Each dog lives a different kind of life. Some dogs spend the majority of their time indoors and need extra help acclimating to the hotter outdoor temperatures. These dogs may need a minimal summer haircut. Other dogs live outdoors most of the time. These dogs do well with a rigorous grooming schedule, leaving their coats as nature designed them.
Ideal care is to provide energetic brushing throughout the year, extra professional grooming during the shedding season to allow the dog to retain its natural protection from the weather and bug bites.
When medical needs require surgery or extensive care, then a veterinarian must decide if it is truly necessary to shave a do with a double coat. If dog’s coat has become completely matted, it is painful and sometimes completely impossible to remove it. Then, shaving it is the only step possible.
Specific medical situations that always require shaving:
- Before an ultrasound procedure
- Before surgery
- When dermatitis becomes severe in hot and humid environments

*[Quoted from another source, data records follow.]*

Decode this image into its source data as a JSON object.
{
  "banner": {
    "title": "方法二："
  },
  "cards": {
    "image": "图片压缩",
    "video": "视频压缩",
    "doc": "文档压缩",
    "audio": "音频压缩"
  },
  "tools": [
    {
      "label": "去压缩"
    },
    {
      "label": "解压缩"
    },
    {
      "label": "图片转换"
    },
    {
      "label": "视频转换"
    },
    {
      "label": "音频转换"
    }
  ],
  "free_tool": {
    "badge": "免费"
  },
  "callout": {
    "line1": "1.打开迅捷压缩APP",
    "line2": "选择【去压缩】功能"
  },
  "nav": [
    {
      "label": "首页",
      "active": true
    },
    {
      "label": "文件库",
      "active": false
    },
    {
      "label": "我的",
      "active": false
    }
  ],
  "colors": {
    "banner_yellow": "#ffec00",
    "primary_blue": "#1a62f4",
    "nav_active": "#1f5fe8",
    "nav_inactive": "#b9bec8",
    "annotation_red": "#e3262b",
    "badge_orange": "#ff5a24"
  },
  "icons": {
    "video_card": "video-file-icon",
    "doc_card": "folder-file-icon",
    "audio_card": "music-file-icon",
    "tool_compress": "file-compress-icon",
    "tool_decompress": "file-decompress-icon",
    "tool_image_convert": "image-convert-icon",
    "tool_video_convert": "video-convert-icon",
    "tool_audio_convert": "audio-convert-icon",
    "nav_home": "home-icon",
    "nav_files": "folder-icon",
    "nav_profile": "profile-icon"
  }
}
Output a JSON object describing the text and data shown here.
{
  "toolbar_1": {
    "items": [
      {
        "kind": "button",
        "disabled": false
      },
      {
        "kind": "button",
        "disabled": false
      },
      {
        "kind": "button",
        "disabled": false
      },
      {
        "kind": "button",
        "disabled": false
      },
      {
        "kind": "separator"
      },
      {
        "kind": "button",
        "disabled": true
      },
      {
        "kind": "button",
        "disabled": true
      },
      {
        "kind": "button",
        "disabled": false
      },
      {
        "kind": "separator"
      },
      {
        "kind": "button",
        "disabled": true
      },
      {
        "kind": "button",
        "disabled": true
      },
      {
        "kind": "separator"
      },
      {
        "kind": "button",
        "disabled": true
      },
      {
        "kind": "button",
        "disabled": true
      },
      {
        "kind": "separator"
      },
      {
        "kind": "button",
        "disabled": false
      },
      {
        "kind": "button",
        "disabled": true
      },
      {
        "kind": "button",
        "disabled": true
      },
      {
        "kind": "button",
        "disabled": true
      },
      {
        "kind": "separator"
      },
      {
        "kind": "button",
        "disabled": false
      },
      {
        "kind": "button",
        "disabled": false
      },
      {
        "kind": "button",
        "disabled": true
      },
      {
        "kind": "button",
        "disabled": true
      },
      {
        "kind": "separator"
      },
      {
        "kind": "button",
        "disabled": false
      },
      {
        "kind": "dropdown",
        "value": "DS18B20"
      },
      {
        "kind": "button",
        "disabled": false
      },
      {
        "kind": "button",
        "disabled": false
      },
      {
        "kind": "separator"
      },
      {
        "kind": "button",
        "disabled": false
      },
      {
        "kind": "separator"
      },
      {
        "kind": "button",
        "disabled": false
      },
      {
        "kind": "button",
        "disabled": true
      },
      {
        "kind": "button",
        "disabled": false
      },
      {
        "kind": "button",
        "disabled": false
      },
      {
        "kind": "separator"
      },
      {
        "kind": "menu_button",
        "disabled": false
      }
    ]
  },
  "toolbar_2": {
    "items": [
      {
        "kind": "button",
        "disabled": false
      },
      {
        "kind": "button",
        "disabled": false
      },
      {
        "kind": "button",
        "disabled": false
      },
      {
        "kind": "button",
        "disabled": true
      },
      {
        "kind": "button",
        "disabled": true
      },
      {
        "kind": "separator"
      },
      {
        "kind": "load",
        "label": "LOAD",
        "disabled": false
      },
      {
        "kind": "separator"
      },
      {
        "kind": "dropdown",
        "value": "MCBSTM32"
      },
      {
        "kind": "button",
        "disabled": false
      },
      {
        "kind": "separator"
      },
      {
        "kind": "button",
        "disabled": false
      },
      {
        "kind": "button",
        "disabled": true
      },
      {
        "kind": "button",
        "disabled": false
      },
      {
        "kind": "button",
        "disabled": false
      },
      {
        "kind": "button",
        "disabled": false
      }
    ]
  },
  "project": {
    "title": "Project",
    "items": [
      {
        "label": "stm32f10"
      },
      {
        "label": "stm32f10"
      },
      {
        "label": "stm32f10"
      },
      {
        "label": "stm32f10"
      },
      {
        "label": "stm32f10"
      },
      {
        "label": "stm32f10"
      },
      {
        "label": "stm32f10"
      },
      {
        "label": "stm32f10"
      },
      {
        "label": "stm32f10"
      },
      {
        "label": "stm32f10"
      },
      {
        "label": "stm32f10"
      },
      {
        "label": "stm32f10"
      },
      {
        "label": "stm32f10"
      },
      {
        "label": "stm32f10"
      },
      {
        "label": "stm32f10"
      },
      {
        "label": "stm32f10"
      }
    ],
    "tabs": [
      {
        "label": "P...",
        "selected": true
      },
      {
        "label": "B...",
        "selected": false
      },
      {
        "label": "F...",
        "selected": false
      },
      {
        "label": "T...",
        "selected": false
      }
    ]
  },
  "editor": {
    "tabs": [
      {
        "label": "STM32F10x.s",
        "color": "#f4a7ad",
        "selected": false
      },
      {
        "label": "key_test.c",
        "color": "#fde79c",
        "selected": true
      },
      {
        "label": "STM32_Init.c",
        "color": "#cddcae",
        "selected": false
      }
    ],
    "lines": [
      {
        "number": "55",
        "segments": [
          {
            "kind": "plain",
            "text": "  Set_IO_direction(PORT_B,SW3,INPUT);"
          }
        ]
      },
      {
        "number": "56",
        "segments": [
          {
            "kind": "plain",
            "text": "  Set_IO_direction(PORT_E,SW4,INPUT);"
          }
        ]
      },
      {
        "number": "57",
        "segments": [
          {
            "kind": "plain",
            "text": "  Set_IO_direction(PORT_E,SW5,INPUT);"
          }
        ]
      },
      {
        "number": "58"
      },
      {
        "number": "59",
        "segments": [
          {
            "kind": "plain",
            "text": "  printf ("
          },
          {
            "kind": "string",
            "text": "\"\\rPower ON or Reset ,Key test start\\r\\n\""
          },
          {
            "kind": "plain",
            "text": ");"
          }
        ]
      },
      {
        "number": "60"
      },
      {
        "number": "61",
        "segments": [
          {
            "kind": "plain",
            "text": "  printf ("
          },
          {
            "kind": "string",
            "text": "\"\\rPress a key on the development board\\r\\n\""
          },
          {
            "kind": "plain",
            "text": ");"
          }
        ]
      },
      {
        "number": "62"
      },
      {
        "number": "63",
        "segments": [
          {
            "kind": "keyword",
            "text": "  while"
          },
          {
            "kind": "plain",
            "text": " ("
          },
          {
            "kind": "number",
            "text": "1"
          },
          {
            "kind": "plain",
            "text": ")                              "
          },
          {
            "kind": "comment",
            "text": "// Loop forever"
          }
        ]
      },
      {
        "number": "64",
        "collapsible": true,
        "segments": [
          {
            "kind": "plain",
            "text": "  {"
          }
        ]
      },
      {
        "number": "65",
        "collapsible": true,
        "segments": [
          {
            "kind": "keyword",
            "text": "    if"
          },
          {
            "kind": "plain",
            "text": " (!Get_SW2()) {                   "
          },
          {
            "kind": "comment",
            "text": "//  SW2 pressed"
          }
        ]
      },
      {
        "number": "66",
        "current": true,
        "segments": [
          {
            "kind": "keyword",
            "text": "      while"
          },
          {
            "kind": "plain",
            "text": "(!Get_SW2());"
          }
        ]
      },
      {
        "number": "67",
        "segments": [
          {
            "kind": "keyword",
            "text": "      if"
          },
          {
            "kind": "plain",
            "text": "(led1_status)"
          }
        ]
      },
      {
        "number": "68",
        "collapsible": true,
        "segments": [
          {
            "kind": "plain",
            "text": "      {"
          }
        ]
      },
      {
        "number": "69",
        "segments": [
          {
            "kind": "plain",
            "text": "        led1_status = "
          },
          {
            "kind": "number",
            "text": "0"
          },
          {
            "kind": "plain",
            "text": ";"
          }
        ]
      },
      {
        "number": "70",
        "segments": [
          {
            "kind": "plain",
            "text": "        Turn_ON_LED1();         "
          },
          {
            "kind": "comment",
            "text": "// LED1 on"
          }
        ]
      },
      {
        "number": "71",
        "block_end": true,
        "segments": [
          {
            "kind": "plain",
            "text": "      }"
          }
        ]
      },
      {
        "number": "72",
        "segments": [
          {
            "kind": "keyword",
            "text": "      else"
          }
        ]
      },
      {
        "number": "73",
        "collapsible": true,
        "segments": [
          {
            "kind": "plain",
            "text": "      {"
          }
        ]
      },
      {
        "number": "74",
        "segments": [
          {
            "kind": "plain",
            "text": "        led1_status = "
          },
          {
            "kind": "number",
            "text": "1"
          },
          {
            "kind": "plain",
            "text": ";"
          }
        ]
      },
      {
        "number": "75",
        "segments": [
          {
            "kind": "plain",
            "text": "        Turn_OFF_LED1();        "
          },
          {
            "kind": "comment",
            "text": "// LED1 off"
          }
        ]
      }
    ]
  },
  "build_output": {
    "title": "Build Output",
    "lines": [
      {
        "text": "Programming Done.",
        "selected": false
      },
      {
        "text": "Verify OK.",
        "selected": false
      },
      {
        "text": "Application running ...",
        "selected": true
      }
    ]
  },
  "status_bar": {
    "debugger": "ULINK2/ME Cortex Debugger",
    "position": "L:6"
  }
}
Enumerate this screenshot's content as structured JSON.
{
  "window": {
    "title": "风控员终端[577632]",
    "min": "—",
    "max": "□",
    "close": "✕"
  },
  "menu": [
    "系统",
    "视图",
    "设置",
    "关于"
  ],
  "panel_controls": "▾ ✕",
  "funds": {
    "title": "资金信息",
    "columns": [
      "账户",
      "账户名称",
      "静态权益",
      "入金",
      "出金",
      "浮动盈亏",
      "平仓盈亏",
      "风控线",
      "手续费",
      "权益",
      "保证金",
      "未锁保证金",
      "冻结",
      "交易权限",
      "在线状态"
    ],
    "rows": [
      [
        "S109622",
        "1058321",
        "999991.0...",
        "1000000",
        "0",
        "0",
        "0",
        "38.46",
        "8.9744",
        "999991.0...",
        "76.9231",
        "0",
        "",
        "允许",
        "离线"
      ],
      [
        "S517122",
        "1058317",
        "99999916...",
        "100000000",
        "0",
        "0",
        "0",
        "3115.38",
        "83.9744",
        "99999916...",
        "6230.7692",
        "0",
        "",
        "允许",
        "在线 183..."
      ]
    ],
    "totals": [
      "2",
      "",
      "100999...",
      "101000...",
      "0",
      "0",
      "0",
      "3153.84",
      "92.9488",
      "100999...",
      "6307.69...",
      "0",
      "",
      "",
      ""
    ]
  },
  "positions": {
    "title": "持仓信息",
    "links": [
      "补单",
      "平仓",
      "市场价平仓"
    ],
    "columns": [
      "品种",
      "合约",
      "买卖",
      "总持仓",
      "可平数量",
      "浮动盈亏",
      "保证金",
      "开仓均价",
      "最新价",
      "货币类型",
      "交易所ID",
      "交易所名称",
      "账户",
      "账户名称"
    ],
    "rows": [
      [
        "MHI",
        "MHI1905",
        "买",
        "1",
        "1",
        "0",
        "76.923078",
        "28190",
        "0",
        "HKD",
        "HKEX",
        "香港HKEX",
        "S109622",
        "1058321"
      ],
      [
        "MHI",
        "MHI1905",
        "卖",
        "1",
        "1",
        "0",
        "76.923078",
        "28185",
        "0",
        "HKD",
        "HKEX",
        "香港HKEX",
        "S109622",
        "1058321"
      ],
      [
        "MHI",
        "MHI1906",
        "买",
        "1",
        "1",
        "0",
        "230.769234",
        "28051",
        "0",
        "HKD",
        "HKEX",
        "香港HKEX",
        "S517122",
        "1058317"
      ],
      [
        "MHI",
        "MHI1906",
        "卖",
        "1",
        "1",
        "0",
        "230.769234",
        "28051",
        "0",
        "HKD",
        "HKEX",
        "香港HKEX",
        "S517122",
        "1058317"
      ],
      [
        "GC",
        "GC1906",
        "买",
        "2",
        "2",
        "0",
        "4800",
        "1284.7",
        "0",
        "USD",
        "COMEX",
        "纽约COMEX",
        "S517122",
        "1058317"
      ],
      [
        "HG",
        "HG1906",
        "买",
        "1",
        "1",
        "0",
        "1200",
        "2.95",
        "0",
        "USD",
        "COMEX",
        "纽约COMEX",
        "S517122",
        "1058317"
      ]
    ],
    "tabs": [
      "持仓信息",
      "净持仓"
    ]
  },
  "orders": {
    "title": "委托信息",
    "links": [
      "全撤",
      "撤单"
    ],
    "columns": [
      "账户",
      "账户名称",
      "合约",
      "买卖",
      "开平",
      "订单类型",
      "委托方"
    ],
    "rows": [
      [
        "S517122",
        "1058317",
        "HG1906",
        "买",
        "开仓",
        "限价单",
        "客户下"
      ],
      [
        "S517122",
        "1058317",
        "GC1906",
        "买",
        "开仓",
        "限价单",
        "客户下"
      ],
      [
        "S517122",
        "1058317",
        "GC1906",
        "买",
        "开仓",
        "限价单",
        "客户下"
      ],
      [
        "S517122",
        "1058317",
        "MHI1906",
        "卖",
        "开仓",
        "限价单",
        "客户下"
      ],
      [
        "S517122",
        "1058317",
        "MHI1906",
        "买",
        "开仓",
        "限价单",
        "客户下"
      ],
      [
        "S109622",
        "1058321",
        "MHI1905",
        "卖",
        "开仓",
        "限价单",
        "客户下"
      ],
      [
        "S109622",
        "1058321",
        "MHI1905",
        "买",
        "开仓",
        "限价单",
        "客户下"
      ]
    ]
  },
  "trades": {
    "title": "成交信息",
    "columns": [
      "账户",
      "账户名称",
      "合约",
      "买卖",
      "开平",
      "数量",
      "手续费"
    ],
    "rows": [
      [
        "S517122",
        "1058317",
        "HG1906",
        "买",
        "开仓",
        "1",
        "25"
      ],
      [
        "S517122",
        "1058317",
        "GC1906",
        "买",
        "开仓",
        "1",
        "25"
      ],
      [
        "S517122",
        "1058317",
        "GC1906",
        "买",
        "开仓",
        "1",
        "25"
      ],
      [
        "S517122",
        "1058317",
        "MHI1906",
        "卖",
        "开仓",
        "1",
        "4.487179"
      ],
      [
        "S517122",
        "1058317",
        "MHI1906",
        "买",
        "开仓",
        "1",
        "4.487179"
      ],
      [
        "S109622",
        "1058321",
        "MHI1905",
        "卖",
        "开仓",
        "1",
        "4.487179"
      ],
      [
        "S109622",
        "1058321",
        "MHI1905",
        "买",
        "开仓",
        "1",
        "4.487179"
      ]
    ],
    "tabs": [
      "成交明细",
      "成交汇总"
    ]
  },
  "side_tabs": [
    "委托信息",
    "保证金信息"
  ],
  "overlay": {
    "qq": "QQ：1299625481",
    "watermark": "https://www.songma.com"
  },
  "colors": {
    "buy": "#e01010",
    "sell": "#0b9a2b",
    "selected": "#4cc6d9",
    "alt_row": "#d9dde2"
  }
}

- When pyoderma (infections) are present
- When the fur is so matted it cannot be raked out using normal methods
- When the matting is so severe it has caused chronic skin irritations
- When the matting leads to serious skin infections related to moisture accumulations
Ultimately, daily brushing provides fastidious and appropriate dog grooming for double coats. When the entire coat is thoroughly groomed, dogs will thrive. Dogs who receive this optimal level of care receive the ideal grooming.
Many dogs will need to have shaving to avoid medical problems or to keep them comfortable. The veterinarian is the best support person to help make this decision. Sometimes, making a decision to partially shave a particular area can protect the dog and still address current medical needs.
The most common condition veterinarians mention is when matting has become so severe that no air is circulating underneath the dog’s coats. This is when conditions are most dangerous for the dog. Weeks of antibiotics are often necessary to clear up these problems, and the dogs can suffer greatly during this time. The pain and discomfort is obvious.
It is up to pet owners to brush their dogs regularly. This helps to keep the double coats healthy, shiny, and functioning properly. But when not done on a regular basis, the heavy coats become a problem that doesn’t disappear easily.
Shaving too closely can cause razor burn, just as it does for humans. It is called clipper burn in dogs, but it feels just as uncomfortable. Good, professional groomers know how to avoid this problem, often caused when enthusiastic owners attempt this technique on their own.
Finally, providing plenty of shade and fresh water is the best route for summer days outside. Proper grooming goes hand in hand with these basics. Brush daily if possible, and hire professional groomers when it is not. Keep dogs in the same environment where people are comfortable and help them avoid hot and cold weather misery. Shave a double coated dog only when it is medically or environmentally necessary. Otherwise, allow the dog’s natural warming and cooling system, its double coat, to protect it properly.